◆ WHAT THIS TASK INVOLVES: Would you repeat every entry below word for word but drop the images?

*** PROVIDED RECORDS Section Begins ***

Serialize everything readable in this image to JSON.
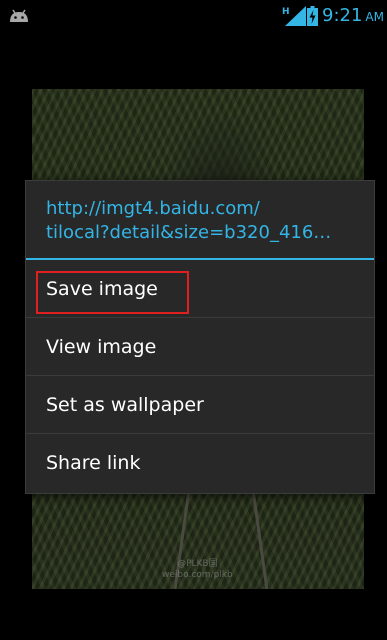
{
  "status_bar": {
    "time": "9:21",
    "ampm": "AM",
    "network_type": "H",
    "icons": [
      "android-icon",
      "signal-icon",
      "battery-charging-icon"
    ],
    "accent_color": "#33b5e5"
  },
  "background": {
    "watermark_line1": "@PLKB国",
    "watermark_line2": "weibo.com/plkb"
  },
  "dialog": {
    "title_line1": "http://imgt4.baidu.com/",
    "title_line2": "tilocal?detail&size=b320_416…",
    "items": [
      {
        "label": "Save image"
      },
      {
        "label": "View image"
      },
      {
        "label": "Set as wallpaper"
      },
      {
        "label": "Share link"
      }
    ],
    "highlight_color": "#e02020"
  }
}
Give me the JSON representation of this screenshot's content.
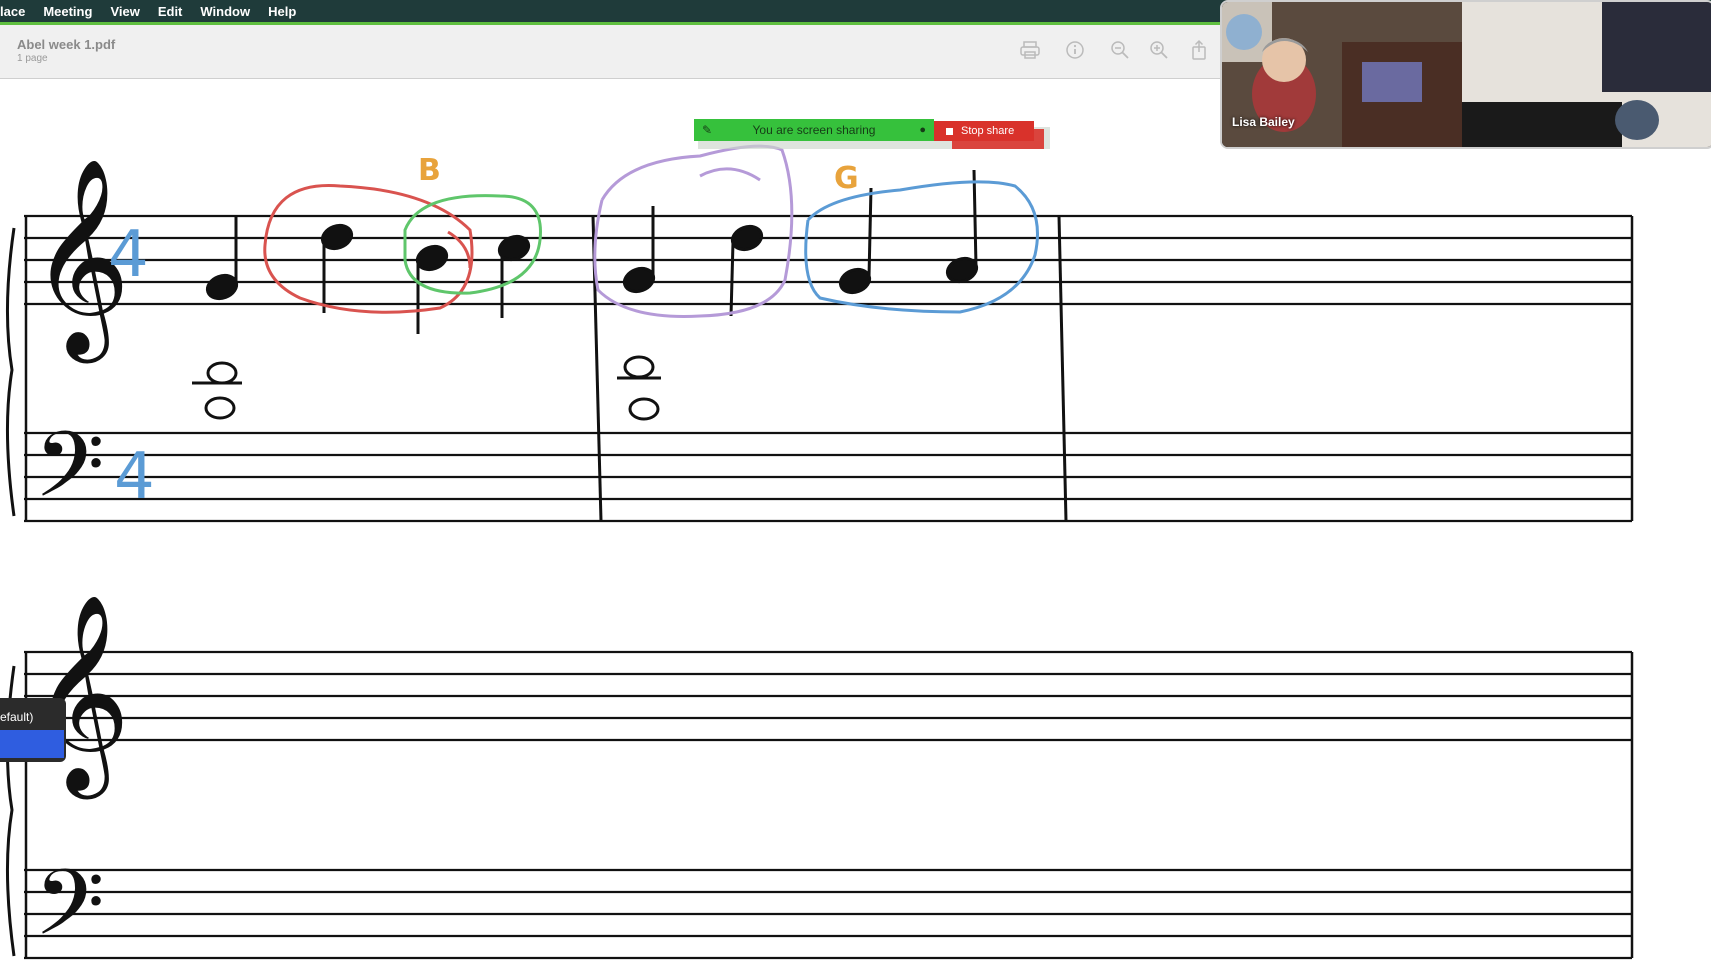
{
  "menubar": {
    "items": [
      "lace",
      "Meeting",
      "View",
      "Edit",
      "Window",
      "Help"
    ]
  },
  "document": {
    "title": "Abel week 1.pdf",
    "pages": "1 page"
  },
  "toolbar": {
    "icons": [
      "print-icon",
      "info-icon",
      "zoom-out-icon",
      "zoom-in-icon",
      "share-icon"
    ]
  },
  "screen_share": {
    "status": "You are screen sharing",
    "stop_label": "Stop share"
  },
  "video": {
    "participant": "Lisa Bailey"
  },
  "score": {
    "annotations": {
      "letter_b": "B",
      "letter_g": "G",
      "time_sig_treble": "4",
      "time_sig_bass": "4"
    }
  },
  "popup": {
    "text": "efault)"
  },
  "colors": {
    "menubar": "#1f3b3a",
    "share_green": "#36c13c",
    "stop_red": "#d9322b",
    "annot_red": "#d9534f",
    "annot_green": "#5fc66b",
    "annot_purple": "#b59ad8",
    "annot_blue": "#5b9bd5",
    "annot_orange": "#e8a33c"
  }
}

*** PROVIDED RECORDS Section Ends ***

◆ SOLUTION TO THIS TASK:
Serialize everything readable in this image to JSON.
{
  "status_bar": {
    "time": "9:21",
    "ampm": "AM",
    "network_type": "H",
    "icons": [
      "android-icon",
      "signal-icon",
      "battery-charging-icon"
    ],
    "accent_color": "#33b5e5"
  },
  "background": {
    "watermark_line1": "@PLKB国",
    "watermark_line2": "weibo.com/plkb"
  },
  "dialog": {
    "title_line1": "http://imgt4.baidu.com/",
    "title_line2": "tilocal?detail&size=b320_416…",
    "items": [
      {
        "label": "Save image"
      },
      {
        "label": "View image"
      },
      {
        "label": "Set as wallpaper"
      },
      {
        "label": "Share link"
      }
    ],
    "highlight_color": "#e02020"
  }
}
Give me the JSON representation of this screenshot's content.
{
  "menubar": {
    "items": [
      "lace",
      "Meeting",
      "View",
      "Edit",
      "Window",
      "Help"
    ]
  },
  "document": {
    "title": "Abel week 1.pdf",
    "pages": "1 page"
  },
  "toolbar": {
    "icons": [
      "print-icon",
      "info-icon",
      "zoom-out-icon",
      "zoom-in-icon",
      "share-icon"
    ]
  },
  "screen_share": {
    "status": "You are screen sharing",
    "stop_label": "Stop share"
  },
  "video": {
    "participant": "Lisa Bailey"
  },
  "score": {
    "annotations": {
      "letter_b": "B",
      "letter_g": "G",
      "time_sig_treble": "4",
      "time_sig_bass": "4"
    }
  },
  "popup": {
    "text": "efault)"
  },
  "colors": {
    "menubar": "#1f3b3a",
    "share_green": "#36c13c",
    "stop_red": "#d9322b",
    "annot_red": "#d9534f",
    "annot_green": "#5fc66b",
    "annot_purple": "#b59ad8",
    "annot_blue": "#5b9bd5",
    "annot_orange": "#e8a33c"
  }
}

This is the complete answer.